E-waste: The circular economy will cure many ills
By Ajai Chowdhry
The circular economy offers the right alternative to the current linear take-do-dispose economy. It replaces the concept of end of life with restoration and regeneration and moves towards superior design of electronic products to enable longer product life. The need for a sustainable ecosystem was highlighted by India at COP21 when signing the Paris Agreement in 2015, with Prime Minister Narendra Modi emphasizing the circular economy mission. last year.
I believe circular economy action plans are being developed for 11 waste categories by the Niti Aayog. For electronics, this is all electronic waste from electronic products, lithium-ion batteries, solar panels, etc. India is the third largest producer of electronic waste after China and the United States. More than 95% of this waste is treated by the informal sector. According to a report by the Central Pollution Control Board, in 2019-20 India generated 1,014,961.2 tonnes of e-waste from 21 types of electrical and electronic equipment (EEE). The electronic waste stream contains various materials, including hazardous substances such as lead, polychlorinated biphenyls (PCBs), mercury, etc. and valuable substances such as iron, steel, copper, aluminum and plastics. These require special handling and cannot be dumped in landfills.
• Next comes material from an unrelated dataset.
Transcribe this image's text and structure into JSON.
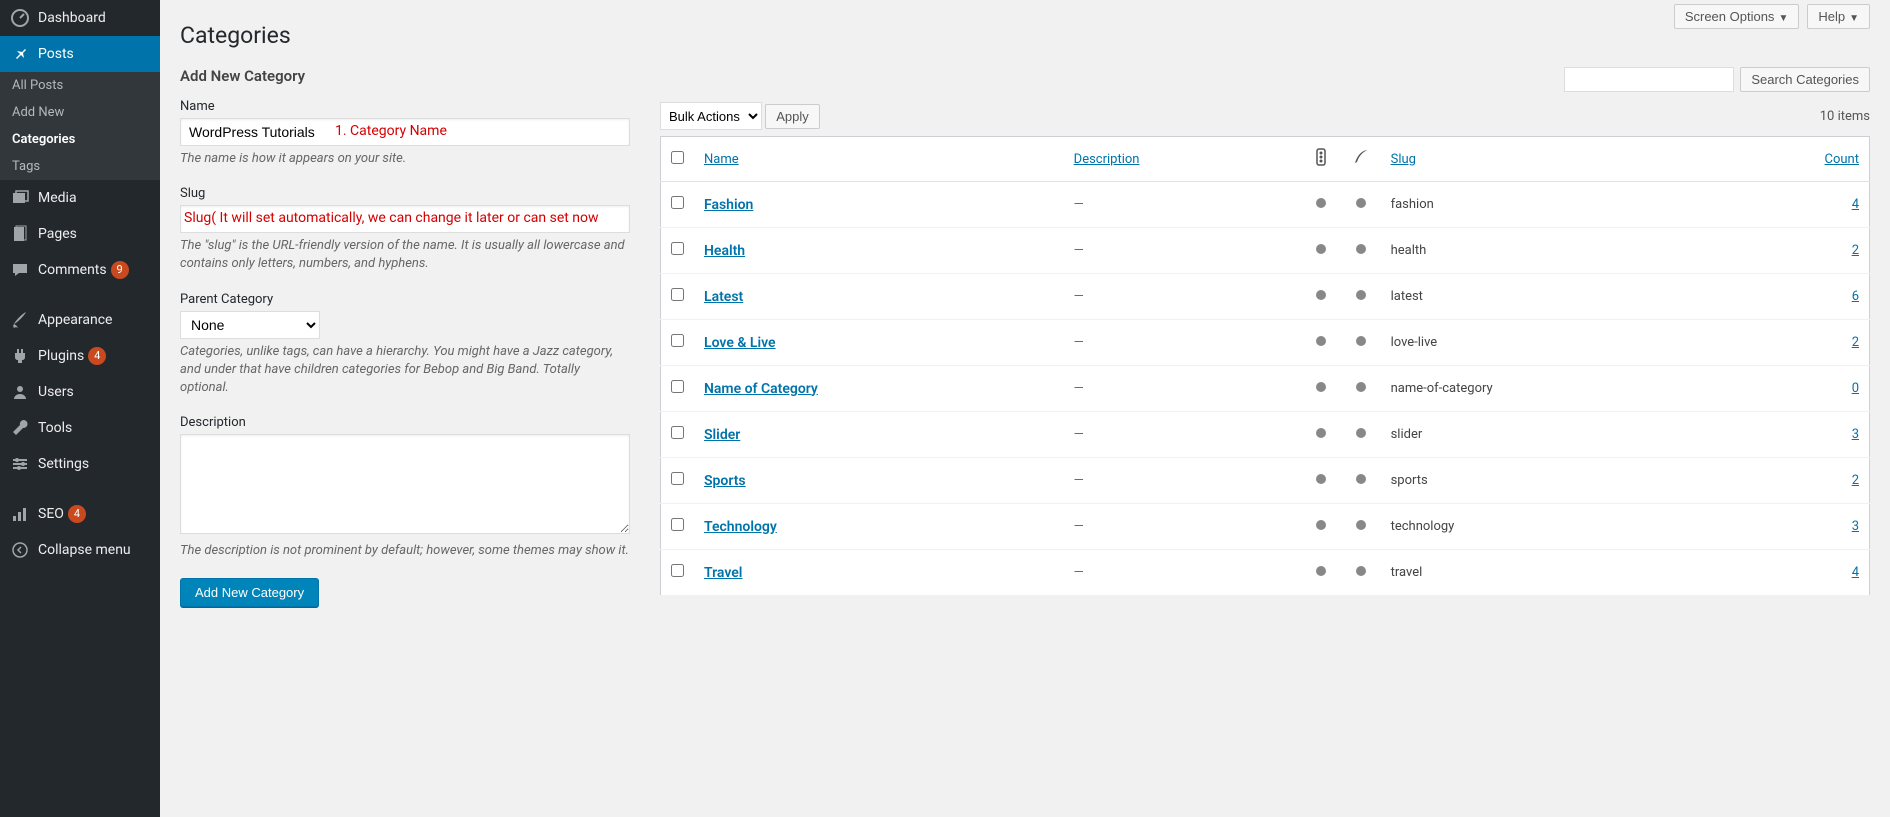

Although most electronics manufacturers promise long-lasting products and mention “wear-resistant”, you are expected to replace them periodically, instead of opting for upgrades which could lengthen the cycle. life of the product. These frequent and unnecessary buybacks create e-waste and limit affordability. Most companies work on the concept of forced obsolescence. This can be implemented in several ways. For example, if you are using the latest software version, an Apple phone slows down. Europe fined Apple 25 million euros for this. Printers have chips that prevent ink cartridges from being used after a certain threshold of use.
Therefore, there is a huge “right to repair” movement taking place all over the world. The basis for such a move is that in the absence of competition, manufacturers charge excessive costs for repairs or third-party alternatives. Governments around the world are creating laws to this effect. In November 2021, the European Parliament passed a resolution requiring certain products like televisions to be repaired free of charge for a certain period of time. This is deeply linked to the environmental impact of e-waste and also aligned with EU policy objectives to create a sustainable market for clean and competitive technologies. However, this does not take into account “tricks of the trade” like planned obsolescence and the “void warranty” strategy.
There is an urgent need for a “right to repair” policy in India. I believe MeitY is reviewing it but it needs to be prioritized and introduced urgently. In a country like ours, there is absolutely no need for planned obsolescence. And extending the life of electronic products is essential for the circular economy. For a country like India, the “right to repair” would mean lower cost of ownership and the creation of huge job opportunities by having millions of small repair shops.
Jaideep Prabhu of the Judge Business School at the University of Cambridge thinks India can lead the way to a circular economy. According to him, India has developed three pillars of circularity – resource sharing, self-made goods and reuse – recycling. India has a philosophical tradition of being able to live well without excessive possessions. He can offer this worldview to the world.
The writer is co-founder, HCL